• Problem details
Copy out the data that comes next, character for character, and leave the images aside.

• Exercise input
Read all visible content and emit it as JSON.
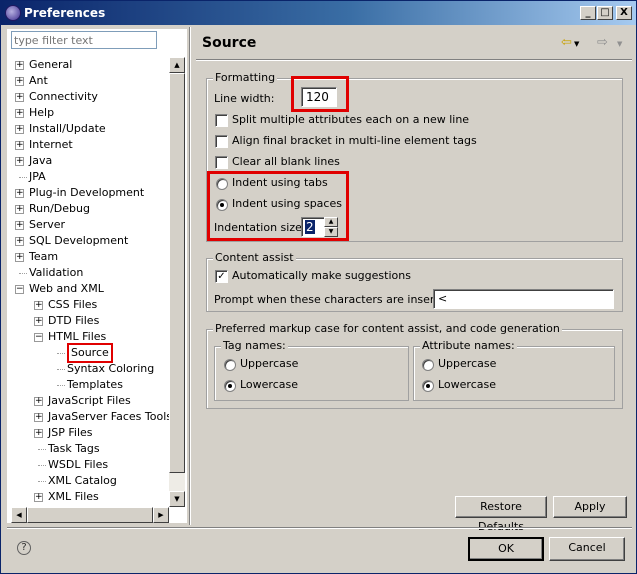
{
  "window": {
    "title": "Preferences",
    "minimize": "_",
    "maximize": "□",
    "close": "X"
  },
  "filter": {
    "placeholder": "type filter text"
  },
  "tree": {
    "items": [
      {
        "label": "General",
        "expandable": true,
        "expanded": false
      },
      {
        "label": "Ant",
        "expandable": true,
        "expanded": false
      },
      {
        "label": "Connectivity",
        "expandable": true,
        "expanded": false
      },
      {
        "label": "Help",
        "expandable": true,
        "expanded": false
      },
      {
        "label": "Install/Update",
        "expandable": true,
        "expanded": false
      },
      {
        "label": "Internet",
        "expandable": true,
        "expanded": false
      },
      {
        "label": "Java",
        "expandable": true,
        "expanded": false
      },
      {
        "label": "JPA",
        "expandable": false
      },
      {
        "label": "Plug-in Development",
        "expandable": true,
        "expanded": false
      },
      {
        "label": "Run/Debug",
        "expandable": true,
        "expanded": false
      },
      {
        "label": "Server",
        "expandable": true,
        "expanded": false
      },
      {
        "label": "SQL Development",
        "expandable": true,
        "expanded": false
      },
      {
        "label": "Team",
        "expandable": true,
        "expanded": false
      },
      {
        "label": "Validation",
        "expandable": false
      },
      {
        "label": "Web and XML",
        "expandable": true,
        "expanded": true
      },
      {
        "label": "CSS Files",
        "expandable": true,
        "expanded": false
      },
      {
        "label": "DTD Files",
        "expandable": true,
        "expanded": false
      },
      {
        "label": "HTML Files",
        "expandable": true,
        "expanded": true
      },
      {
        "label": "Source",
        "expandable": false,
        "selected": true
      },
      {
        "label": "Syntax Coloring",
        "expandable": false
      },
      {
        "label": "Templates",
        "expandable": false
      },
      {
        "label": "JavaScript Files",
        "expandable": true,
        "expanded": false
      },
      {
        "label": "JavaServer Faces Tools",
        "expandable": true,
        "expanded": false
      },
      {
        "label": "JSP Files",
        "expandable": true,
        "expanded": false
      },
      {
        "label": "Task Tags",
        "expandable": false
      },
      {
        "label": "WSDL Files",
        "expandable": false
      },
      {
        "label": "XML Catalog",
        "expandable": false
      },
      {
        "label": "XML Files",
        "expandable": true,
        "expanded": false
      }
    ]
  },
  "page": {
    "title": "Source",
    "back_icon": "back-arrow-icon",
    "forward_icon": "forward-arrow-icon",
    "formatting": {
      "label": "Formatting",
      "line_width_label": "Line width:",
      "line_width_value": "120",
      "split_attributes": {
        "label": "Split multiple attributes each on a new line",
        "checked": false
      },
      "align_bracket": {
        "label": "Align final bracket in multi-line element tags",
        "checked": false
      },
      "clear_blank": {
        "label": "Clear all blank lines",
        "checked": false
      },
      "indent_tabs": {
        "label": "Indent using tabs",
        "selected": false
      },
      "indent_spaces": {
        "label": "Indent using spaces",
        "selected": true
      },
      "indent_size_label": "Indentation size:",
      "indent_size_value": "2"
    },
    "content_assist": {
      "label": "Content assist",
      "auto_suggest": {
        "label": "Automatically make suggestions",
        "checked": true
      },
      "prompt_label": "Prompt when these characters are inserted:",
      "prompt_value": "<"
    },
    "markup_case": {
      "label": "Preferred markup case for content assist, and code generation",
      "tag_names": {
        "label": "Tag names:",
        "uppercase": "Uppercase",
        "lowercase": "Lowercase",
        "selected": "Lowercase"
      },
      "attribute_names": {
        "label": "Attribute names:",
        "uppercase": "Uppercase",
        "lowercase": "Lowercase",
        "selected": "Lowercase"
      }
    },
    "restore_defaults": "Restore Defaults",
    "apply": "Apply"
  },
  "footer": {
    "help": "?",
    "ok": "OK",
    "cancel": "Cancel"
  },
  "colors": {
    "titlebar_start": "#0a246a",
    "titlebar_end": "#a6caf0",
    "highlight_box": "#e00000",
    "dialog_bg": "#d4d0c8"
  }
}
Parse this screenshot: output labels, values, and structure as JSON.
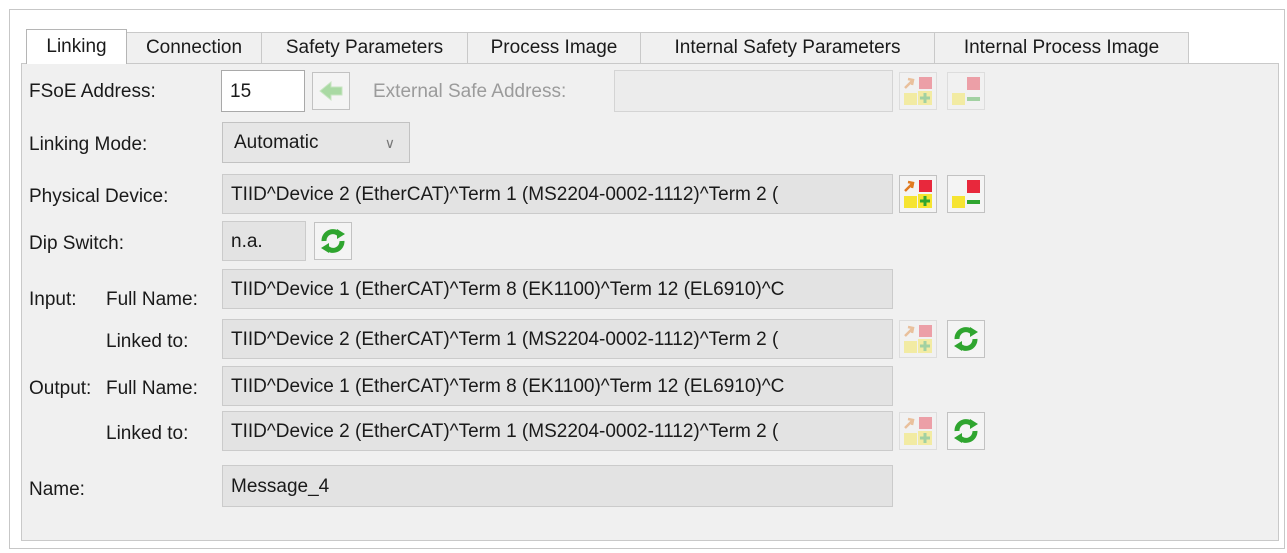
{
  "tabs": [
    {
      "label": "Linking",
      "active": true
    },
    {
      "label": "Connection",
      "active": false
    },
    {
      "label": "Safety Parameters",
      "active": false
    },
    {
      "label": "Process Image",
      "active": false
    },
    {
      "label": "Internal Safety Parameters",
      "active": false
    },
    {
      "label": "Internal Process Image",
      "active": false
    }
  ],
  "fsoe": {
    "label": "FSoE Address:",
    "value": "15",
    "external_label": "External Safe Address:",
    "external_value": ""
  },
  "linking_mode": {
    "label": "Linking Mode:",
    "value": "Automatic"
  },
  "physical_device": {
    "label": "Physical Device:",
    "value": "TIID^Device 2 (EtherCAT)^Term 1 (MS2204-0002-1112)^Term 2 ("
  },
  "dip_switch": {
    "label": "Dip Switch:",
    "value": "n.a."
  },
  "input": {
    "section_label": "Input:",
    "full_name_label": "Full Name:",
    "full_name": "TIID^Device 1 (EtherCAT)^Term 8 (EK1100)^Term 12 (EL6910)^C",
    "linked_label": "Linked to:",
    "linked_to": "TIID^Device 2 (EtherCAT)^Term 1 (MS2204-0002-1112)^Term 2 ("
  },
  "output": {
    "section_label": "Output:",
    "full_name_label": "Full Name:",
    "full_name": "TIID^Device 1 (EtherCAT)^Term 8 (EK1100)^Term 12 (EL6910)^C",
    "linked_label": "Linked to:",
    "linked_to": "TIID^Device 2 (EtherCAT)^Term 1 (MS2204-0002-1112)^Term 2 ("
  },
  "name": {
    "label": "Name:",
    "value": "Message_4"
  },
  "icons": {
    "arrow": "left-arrow-icon",
    "link": "link-device-icon",
    "unlink": "unlink-device-icon",
    "refresh": "refresh-icon"
  },
  "colors": {
    "panel": "#f0f0f0",
    "field": "#e3e3e3",
    "icon_red": "#e8283c",
    "icon_yellow": "#f6e431",
    "icon_green": "#2fa52f"
  }
}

• Your response
Read all visible content and emit it as JSON.
{
  "window": {
    "title": "Preferences",
    "minimize": "_",
    "maximize": "□",
    "close": "X"
  },
  "filter": {
    "placeholder": "type filter text"
  },
  "tree": {
    "items": [
      {
        "label": "General",
        "expandable": true,
        "expanded": false
      },
      {
        "label": "Ant",
        "expandable": true,
        "expanded": false
      },
      {
        "label": "Connectivity",
        "expandable": true,
        "expanded": false
      },
      {
        "label": "Help",
        "expandable": true,
        "expanded": false
      },
      {
        "label": "Install/Update",
        "expandable": true,
        "expanded": false
      },
      {
        "label": "Internet",
        "expandable": true,
        "expanded": false
      },
      {
        "label": "Java",
        "expandable": true,
        "expanded": false
      },
      {
        "label": "JPA",
        "expandable": false
      },
      {
        "label": "Plug-in Development",
        "expandable": true,
        "expanded": false
      },
      {
        "label": "Run/Debug",
        "expandable": true,
        "expanded": false
      },
      {
        "label": "Server",
        "expandable": true,
        "expanded": false
      },
      {
        "label": "SQL Development",
        "expandable": true,
        "expanded": false
      },
      {
        "label": "Team",
        "expandable": true,
        "expanded": false
      },
      {
        "label": "Validation",
        "expandable": false
      },
      {
        "label": "Web and XML",
        "expandable": true,
        "expanded": true
      },
      {
        "label": "CSS Files",
        "expandable": true,
        "expanded": false
      },
      {
        "label": "DTD Files",
        "expandable": true,
        "expanded": false
      },
      {
        "label": "HTML Files",
        "expandable": true,
        "expanded": true
      },
      {
        "label": "Source",
        "expandable": false,
        "selected": true
      },
      {
        "label": "Syntax Coloring",
        "expandable": false
      },
      {
        "label": "Templates",
        "expandable": false
      },
      {
        "label": "JavaScript Files",
        "expandable": true,
        "expanded": false
      },
      {
        "label": "JavaServer Faces Tools",
        "expandable": true,
        "expanded": false
      },
      {
        "label": "JSP Files",
        "expandable": true,
        "expanded": false
      },
      {
        "label": "Task Tags",
        "expandable": false
      },
      {
        "label": "WSDL Files",
        "expandable": false
      },
      {
        "label": "XML Catalog",
        "expandable": false
      },
      {
        "label": "XML Files",
        "expandable": true,
        "expanded": false
      }
    ]
  },
  "page": {
    "title": "Source",
    "back_icon": "back-arrow-icon",
    "forward_icon": "forward-arrow-icon",
    "formatting": {
      "label": "Formatting",
      "line_width_label": "Line width:",
      "line_width_value": "120",
      "split_attributes": {
        "label": "Split multiple attributes each on a new line",
        "checked": false
      },
      "align_bracket": {
        "label": "Align final bracket in multi-line element tags",
        "checked": false
      },
      "clear_blank": {
        "label": "Clear all blank lines",
        "checked": false
      },
      "indent_tabs": {
        "label": "Indent using tabs",
        "selected": false
      },
      "indent_spaces": {
        "label": "Indent using spaces",
        "selected": true
      },
      "indent_size_label": "Indentation size:",
      "indent_size_value": "2"
    },
    "content_assist": {
      "label": "Content assist",
      "auto_suggest": {
        "label": "Automatically make suggestions",
        "checked": true
      },
      "prompt_label": "Prompt when these characters are inserted:",
      "prompt_value": "<"
    },
    "markup_case": {
      "label": "Preferred markup case for content assist, and code generation",
      "tag_names": {
        "label": "Tag names:",
        "uppercase": "Uppercase",
        "lowercase": "Lowercase",
        "selected": "Lowercase"
      },
      "attribute_names": {
        "label": "Attribute names:",
        "uppercase": "Uppercase",
        "lowercase": "Lowercase",
        "selected": "Lowercase"
      }
    },
    "restore_defaults": "Restore Defaults",
    "apply": "Apply"
  },
  "footer": {
    "help": "?",
    "ok": "OK",
    "cancel": "Cancel"
  },
  "colors": {
    "titlebar_start": "#0a246a",
    "titlebar_end": "#a6caf0",
    "highlight_box": "#e00000",
    "dialog_bg": "#d4d0c8"
  }
}
Parse this screenshot: output labels, values, and structure as JSON.
{
  "tabs": [
    {
      "label": "Linking",
      "active": true
    },
    {
      "label": "Connection",
      "active": false
    },
    {
      "label": "Safety Parameters",
      "active": false
    },
    {
      "label": "Process Image",
      "active": false
    },
    {
      "label": "Internal Safety Parameters",
      "active": false
    },
    {
      "label": "Internal Process Image",
      "active": false
    }
  ],
  "fsoe": {
    "label": "FSoE Address:",
    "value": "15",
    "external_label": "External Safe Address:",
    "external_value": ""
  },
  "linking_mode": {
    "label": "Linking Mode:",
    "value": "Automatic"
  },
  "physical_device": {
    "label": "Physical Device:",
    "value": "TIID^Device 2 (EtherCAT)^Term 1 (MS2204-0002-1112)^Term 2 ("
  },
  "dip_switch": {
    "label": "Dip Switch:",
    "value": "n.a."
  },
  "input": {
    "section_label": "Input:",
    "full_name_label": "Full Name:",
    "full_name": "TIID^Device 1 (EtherCAT)^Term 8 (EK1100)^Term 12 (EL6910)^C",
    "linked_label": "Linked to:",
    "linked_to": "TIID^Device 2 (EtherCAT)^Term 1 (MS2204-0002-1112)^Term 2 ("
  },
  "output": {
    "section_label": "Output:",
    "full_name_label": "Full Name:",
    "full_name": "TIID^Device 1 (EtherCAT)^Term 8 (EK1100)^Term 12 (EL6910)^C",
    "linked_label": "Linked to:",
    "linked_to": "TIID^Device 2 (EtherCAT)^Term 1 (MS2204-0002-1112)^Term 2 ("
  },
  "name": {
    "label": "Name:",
    "value": "Message_4"
  },
  "icons": {
    "arrow": "left-arrow-icon",
    "link": "link-device-icon",
    "unlink": "unlink-device-icon",
    "refresh": "refresh-icon"
  },
  "colors": {
    "panel": "#f0f0f0",
    "field": "#e3e3e3",
    "icon_red": "#e8283c",
    "icon_yellow": "#f6e431",
    "icon_green": "#2fa52f"
  }
}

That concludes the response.